Comparative evaluation of two severe acute respiratory syndrome (SARS) vaccine candidates in mice challenged with SARS coronavirus

Raymond H See, Alexander N Zakhartchouk, Martin Petric, David J Lawrence, Catherine P Y Mok, Robert J Hogan, Thomas Rowe, Lois A Zitzow, Karuna P Karunakaran, Mary M Hitt, Frank L Graham, Ludvik Prevec, James B Mahony, Chetna Sharon, Thierry C Auperin, James M Rini, Aubrey J Tingle, David W Scheifele, Danuta M Skowronski, David M Patrick, Thomas G Voss, Lorne A Babiuk, Jack Gauldie, Rachel L Roper, Robert C Brunham, B Brett Finlay
Journal of General Virology 2006, 87: 641-50
Two different severe acute respiratory syndrome (SARS) vaccine strategies were evaluated for their ability to protect against live SARS coronavirus (CoV) challenge in a murine model of infection. A whole killed (inactivated by beta-propiolactone) SARS-CoV vaccine and a combination of two adenovirus-based vectors, one expressing the nucleocapsid (N) and the other expressing the spike (S) protein (collectively designated Ad S/N), were evaluated for the induction of serum neutralizing antibodies and cellular immune responses and their ability to protect against pulmonary SARS-CoV replication. The whole killed virus (WKV) vaccine given subcutaneously to 129S6/SvEv mice was more effective than the Ad S/N vaccine administered either intranasally or intramuscularly in inhibiting SARS-CoV replication in the murine respiratory tract. This protective ability of the WKV vaccine correlated with the induction of high serum neutralizing-antibody titres, but not with cellular immune responses as measured by gamma interferon secretion by mouse splenocytes. Titres of serum neutralizing antibodies induced by the Ad S/N vaccine administered intranasally or intramuscularly were significantly lower than those induced by the WKV vaccine. However, Ad S/N administered intranasally, but not intramuscularly, significantly limited SARS-CoV replication in the lungs. Among the vaccine groups, SARS-CoV-specific IgA was found only in the sera of mice immunized intranasally with Ad S/N, suggesting that mucosal immunity may play a role in protection for the intranasal Ad S/N delivery system. Finally, the sera of vaccinated mice contained antibodies to S, further suggesting a role for this protein in conferring protective immunity against SARS-CoV infection.

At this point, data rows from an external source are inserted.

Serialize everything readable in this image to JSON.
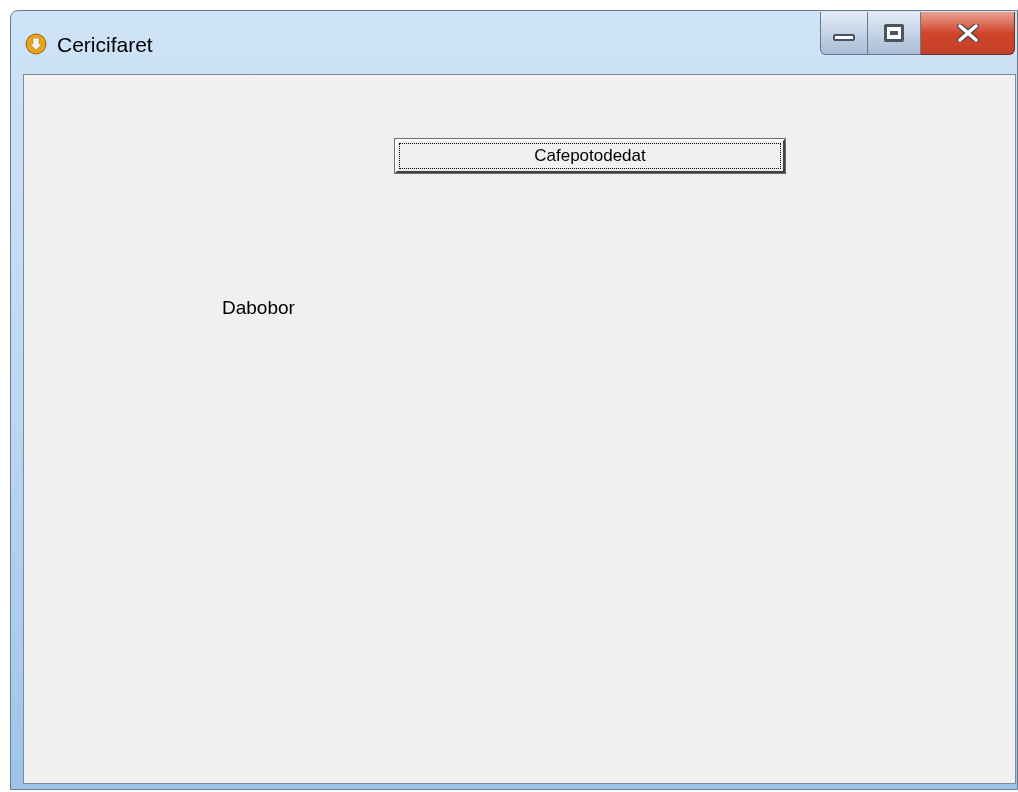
{
  "window": {
    "title": "Cericifaret"
  },
  "button": {
    "label": "Cafepotodedat",
    "focused": true
  },
  "label": {
    "text": "Dabobor"
  }
}
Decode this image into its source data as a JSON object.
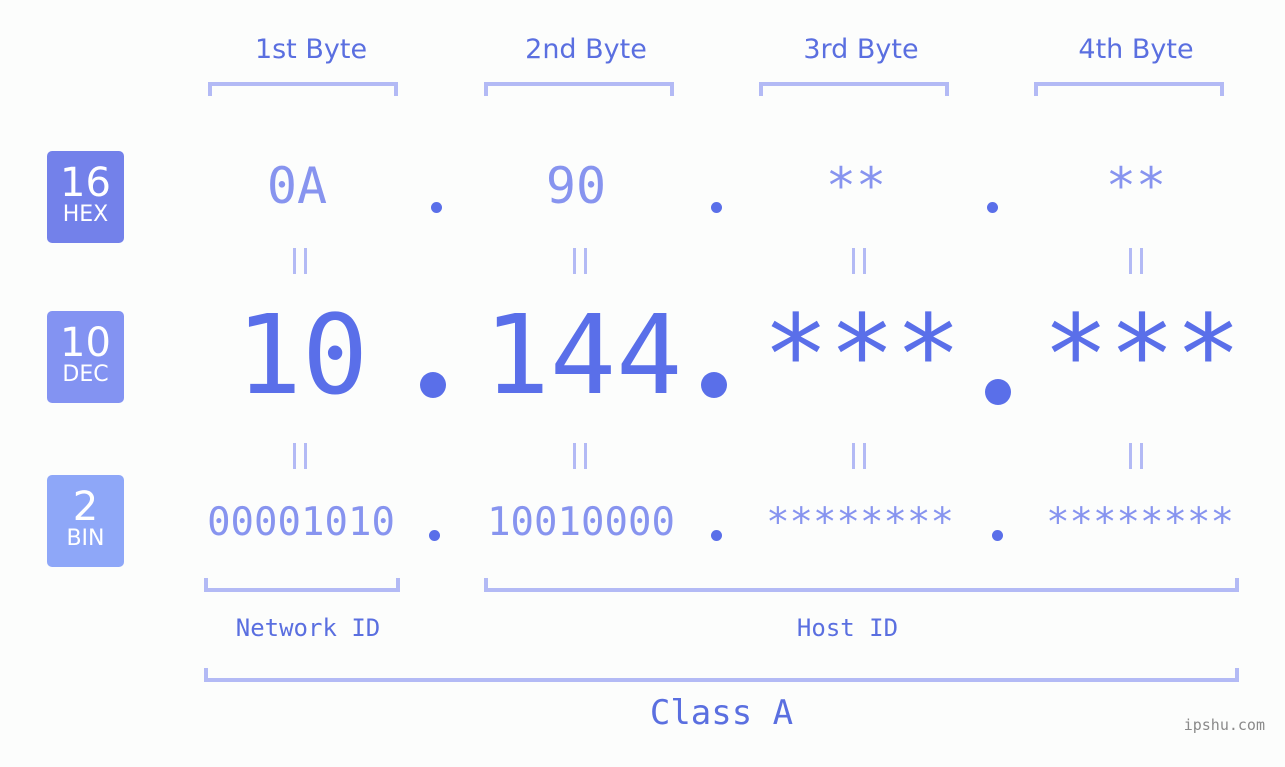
{
  "byte_headers": [
    "1st Byte",
    "2nd Byte",
    "3rd Byte",
    "4th Byte"
  ],
  "badges": {
    "hex": {
      "number": "16",
      "label": "HEX",
      "color": "#7381ea"
    },
    "dec": {
      "number": "10",
      "label": "DEC",
      "color": "#8393f2"
    },
    "bin": {
      "number": "2",
      "label": "BIN",
      "color": "#8ea7f8"
    }
  },
  "hex_values": [
    "0A",
    "90",
    "**",
    "**"
  ],
  "dec_values": [
    "10",
    "144",
    "***",
    "***"
  ],
  "bin_values": [
    "00001010",
    "10010000",
    "********",
    "********"
  ],
  "segments": {
    "network_id": "Network ID",
    "host_id": "Host ID"
  },
  "ip_class": "Class A",
  "watermark": "ipshu.com",
  "colors": {
    "accent": "#5a6fe9",
    "light_text": "#8794ef",
    "bracket": "#b3baf5"
  }
}
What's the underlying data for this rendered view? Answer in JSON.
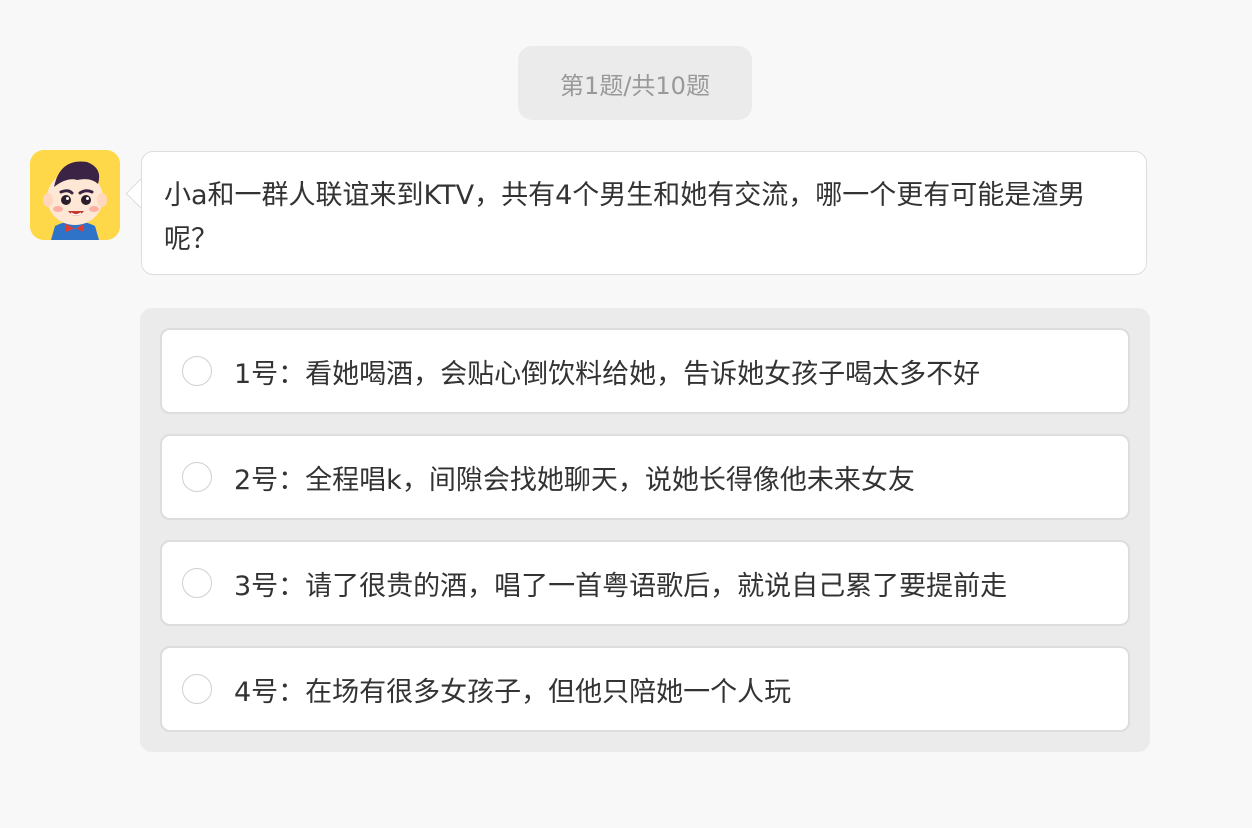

Full Text Links

Find Full Text Links for this Article


You are not logged in. Sign Up or Log In to join the discussion.

Related Papers

Remove bar
Read by QxMD icon Read

Save your favorite articles in one place with a free QxMD account.


Search Tips

Use Boolean operators: AND/OR

diabetic AND foot
diabetes OR diabetic

Exclude a word using the 'minus' sign

Virchow -triad

Use Parentheses

water AND (cup OR glass)

Add an asterisk (*) at end of a word to include word stems

Neuro* will search for Neurology, Neuroscientist, Neurological, and so on

Use quotes to search for an exact phrase

"primary prevention of cancer"
(heart or cardiac or cardio*) AND arrest -"American Heart Association"